WHAT THIS TASK INVOLVES: Scan the entries below and say how many lines contain "Youth". Write only the number.

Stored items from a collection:
• • • • • • •

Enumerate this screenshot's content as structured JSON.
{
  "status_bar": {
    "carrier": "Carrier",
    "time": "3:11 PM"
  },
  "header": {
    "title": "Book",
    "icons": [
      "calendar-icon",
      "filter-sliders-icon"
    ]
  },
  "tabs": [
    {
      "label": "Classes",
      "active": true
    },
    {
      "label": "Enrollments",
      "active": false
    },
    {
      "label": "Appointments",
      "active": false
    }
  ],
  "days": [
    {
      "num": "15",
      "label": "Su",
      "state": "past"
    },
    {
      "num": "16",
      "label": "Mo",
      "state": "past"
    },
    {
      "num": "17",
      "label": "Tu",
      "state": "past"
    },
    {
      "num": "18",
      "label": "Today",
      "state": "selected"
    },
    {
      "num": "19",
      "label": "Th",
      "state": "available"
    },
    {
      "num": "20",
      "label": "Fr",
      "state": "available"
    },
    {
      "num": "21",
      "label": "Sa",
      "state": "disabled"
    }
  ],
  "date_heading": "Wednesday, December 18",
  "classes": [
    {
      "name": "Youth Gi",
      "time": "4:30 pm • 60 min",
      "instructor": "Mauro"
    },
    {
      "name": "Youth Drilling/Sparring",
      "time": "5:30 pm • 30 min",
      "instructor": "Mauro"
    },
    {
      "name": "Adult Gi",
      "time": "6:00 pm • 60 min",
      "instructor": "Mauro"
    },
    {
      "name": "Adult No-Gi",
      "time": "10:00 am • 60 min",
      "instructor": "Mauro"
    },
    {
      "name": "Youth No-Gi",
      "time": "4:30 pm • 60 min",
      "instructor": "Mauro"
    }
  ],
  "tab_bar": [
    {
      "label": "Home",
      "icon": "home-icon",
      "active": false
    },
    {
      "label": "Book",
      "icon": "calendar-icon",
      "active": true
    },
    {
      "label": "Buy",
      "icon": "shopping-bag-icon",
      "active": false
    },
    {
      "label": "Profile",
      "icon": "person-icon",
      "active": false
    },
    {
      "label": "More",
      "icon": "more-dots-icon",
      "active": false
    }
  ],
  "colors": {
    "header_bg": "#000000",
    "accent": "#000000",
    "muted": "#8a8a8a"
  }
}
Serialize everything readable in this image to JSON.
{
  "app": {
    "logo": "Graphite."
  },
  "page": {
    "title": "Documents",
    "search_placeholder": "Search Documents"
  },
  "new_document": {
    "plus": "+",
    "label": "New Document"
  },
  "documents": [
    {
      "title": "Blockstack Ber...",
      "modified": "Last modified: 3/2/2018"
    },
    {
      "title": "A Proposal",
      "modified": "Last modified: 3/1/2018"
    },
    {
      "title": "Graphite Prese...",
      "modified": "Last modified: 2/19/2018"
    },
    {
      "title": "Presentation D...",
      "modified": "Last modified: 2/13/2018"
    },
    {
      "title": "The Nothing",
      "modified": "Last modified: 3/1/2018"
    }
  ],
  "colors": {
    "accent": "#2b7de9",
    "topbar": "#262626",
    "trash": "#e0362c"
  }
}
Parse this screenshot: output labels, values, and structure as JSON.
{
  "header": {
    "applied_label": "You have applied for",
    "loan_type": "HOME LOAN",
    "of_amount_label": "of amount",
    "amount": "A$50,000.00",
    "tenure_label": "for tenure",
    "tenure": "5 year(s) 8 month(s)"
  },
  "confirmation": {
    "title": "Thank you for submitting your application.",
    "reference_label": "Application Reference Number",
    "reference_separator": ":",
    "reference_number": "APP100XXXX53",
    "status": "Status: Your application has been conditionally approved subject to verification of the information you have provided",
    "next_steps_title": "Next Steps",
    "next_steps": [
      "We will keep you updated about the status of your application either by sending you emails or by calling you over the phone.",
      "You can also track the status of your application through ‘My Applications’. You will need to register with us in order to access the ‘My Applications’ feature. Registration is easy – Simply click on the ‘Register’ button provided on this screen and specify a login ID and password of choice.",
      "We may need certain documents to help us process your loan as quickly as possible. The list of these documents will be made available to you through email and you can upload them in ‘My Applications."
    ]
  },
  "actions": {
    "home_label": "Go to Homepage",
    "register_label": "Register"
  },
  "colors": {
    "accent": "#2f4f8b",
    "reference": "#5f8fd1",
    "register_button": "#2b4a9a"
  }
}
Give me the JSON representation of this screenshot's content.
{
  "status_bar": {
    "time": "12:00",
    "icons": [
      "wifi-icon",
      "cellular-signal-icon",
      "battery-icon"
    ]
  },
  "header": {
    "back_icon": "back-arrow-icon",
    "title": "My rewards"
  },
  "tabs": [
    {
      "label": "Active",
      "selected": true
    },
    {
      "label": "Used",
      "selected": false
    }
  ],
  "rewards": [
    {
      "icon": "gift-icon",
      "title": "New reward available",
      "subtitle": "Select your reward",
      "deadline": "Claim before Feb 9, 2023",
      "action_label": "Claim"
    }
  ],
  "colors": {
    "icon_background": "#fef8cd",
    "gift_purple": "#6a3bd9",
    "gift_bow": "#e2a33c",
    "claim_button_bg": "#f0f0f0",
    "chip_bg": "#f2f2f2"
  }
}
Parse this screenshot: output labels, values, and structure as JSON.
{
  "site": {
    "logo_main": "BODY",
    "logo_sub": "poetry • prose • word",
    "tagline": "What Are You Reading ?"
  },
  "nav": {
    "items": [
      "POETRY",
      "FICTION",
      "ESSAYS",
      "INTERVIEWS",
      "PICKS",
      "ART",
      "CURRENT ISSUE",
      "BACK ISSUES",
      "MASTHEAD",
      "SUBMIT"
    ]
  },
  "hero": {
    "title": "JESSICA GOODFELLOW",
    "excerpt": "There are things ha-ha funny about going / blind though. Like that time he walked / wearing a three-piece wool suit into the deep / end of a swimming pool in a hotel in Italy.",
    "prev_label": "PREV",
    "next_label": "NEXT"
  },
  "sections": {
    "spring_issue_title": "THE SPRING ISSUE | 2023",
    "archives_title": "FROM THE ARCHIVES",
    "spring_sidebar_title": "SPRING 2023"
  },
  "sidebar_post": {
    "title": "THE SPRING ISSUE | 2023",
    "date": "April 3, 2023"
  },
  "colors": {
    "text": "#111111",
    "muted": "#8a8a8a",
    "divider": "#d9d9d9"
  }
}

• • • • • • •

ANSWER AREA: 3